Learning how to lean back
Huffington calls upon a lovely French phrase: reculer pour mieux sauter, which loosely translates as lean back to jump higher. Or in other words,relax and you’ll be more productive.
For Huffington, what’s missing is measurement:

We need a third metric, based on our well-being, our health, our ability to unplug and recharge and renew ourselves, and to find joy in both our job and the rest of our life. Ultimately, success is not about money or position, but about living the life you want, not just the life you settle for.

Who are the early adopters?
The happiest companies, who, by way, are making more money. Examples: Google has invested in its People Operations, General Mills practices mindfulness, and Square has adirector of experience.
And as Leslie Perlow notes, workaholics aren’t addicted to work—they’re need addicted to validation. So let’s change the validation structure.
Huffington on Sandberg: To Lean In, First Lean Back
[Image by Flickr user Penn State/Patrick Mansell]

How Arianna Huffington Defines Success

At the Wall Street Journal, Arianna Huffington writes that Sheryl Sandberg’s Lean In has unleashed a range of conversations—including what world, exactly, is being leaned into.

To Huffington, we’re failing to understand the nature of success.

"This is a great moment…to acknowledge that the current male-dominated model of success isn’t working for women," she writes, "and it’s not working for men, either."

What’s that world look like?

Arianna Huffington

Pretty tightly wound.

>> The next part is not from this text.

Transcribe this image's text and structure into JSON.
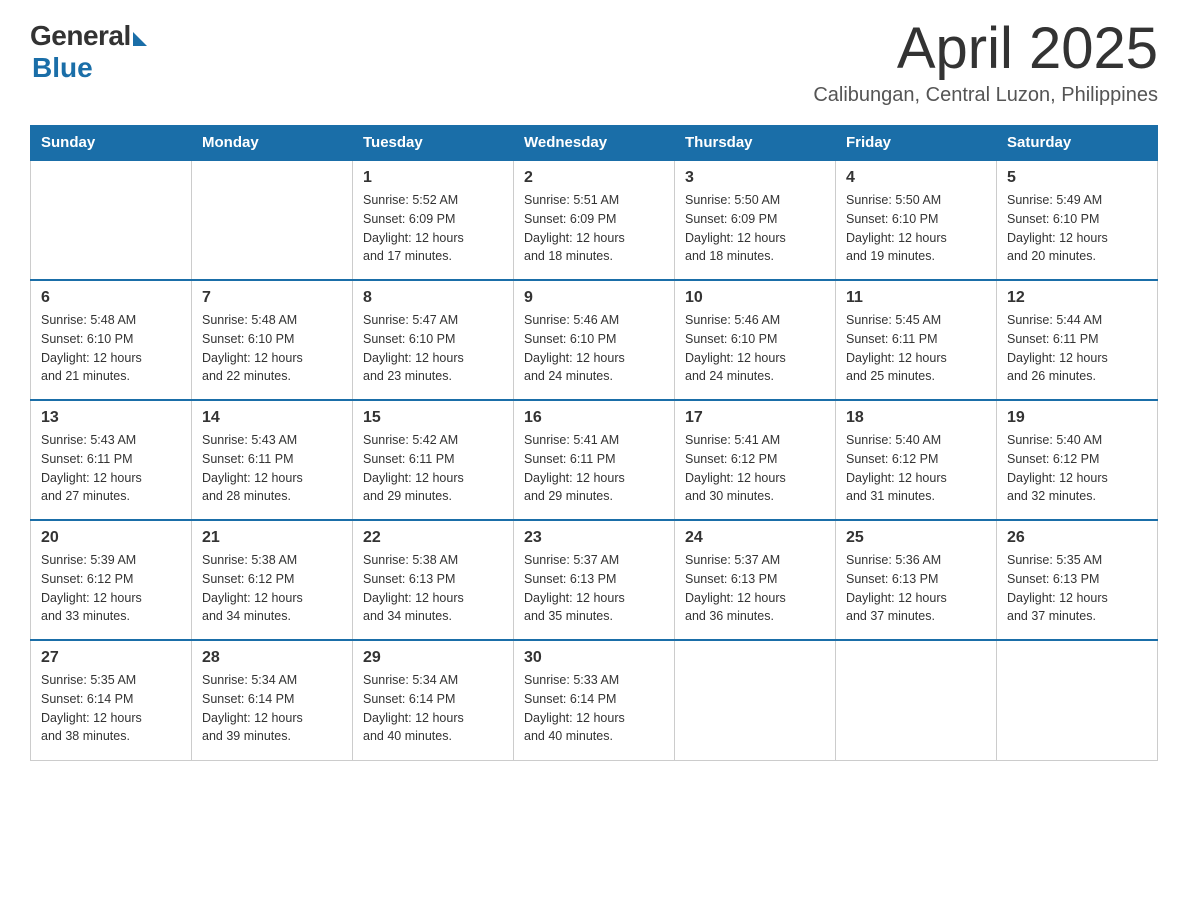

Huffington notes that self-reported stress has gone up for both sexes in the past 30 years—18 percent for women, 25 percent for men. A recent Harvard Medical School study estimated that U.S. companies lose $63.2 billion to sleep deprivation every year. And women, Huffington notes, are more likely to feel stressed at work.

With our current “time macho” culture, we’ve got stressed-out leaders in politics, business, and media making awful decisions.

"What they lack is not smarts but wisdom," she says. "And it’s much harder to tap into your wisdom, recognizing the icebergs before they hit the Titanic—a big part of leadership—when you’re running on empty."

Learning how to lean back

Huffington calls upon a lovely French phrase: reculer pour mieux sauter, which loosely translates as lean back to jump higher. Or in other words,relax and you’ll be more productive.

For Huffington, what’s missing is measurement:

We need a third metric, based on our well-being, our health, our ability to unplug and recharge and renew ourselves, and to find joy in both our job and the rest of our life. Ultimately, success is not about money or position, but about living the life you want, not just the life you settle for.

Who are the early adopters?

The happiest companies, who, by way, are making more money. Examples: Google has invested in its People Operations, General Mills practices mindfulness, and Square has adirector of experience.

And as Leslie Perlow notes, workaholics aren’t addicted to work—they’re need addicted to validation. So let’s change the validation structure.

Huffington on Sandberg: To Lean In, First Lean Back

[Image by Flickr user Penn State/Patrick Mansell]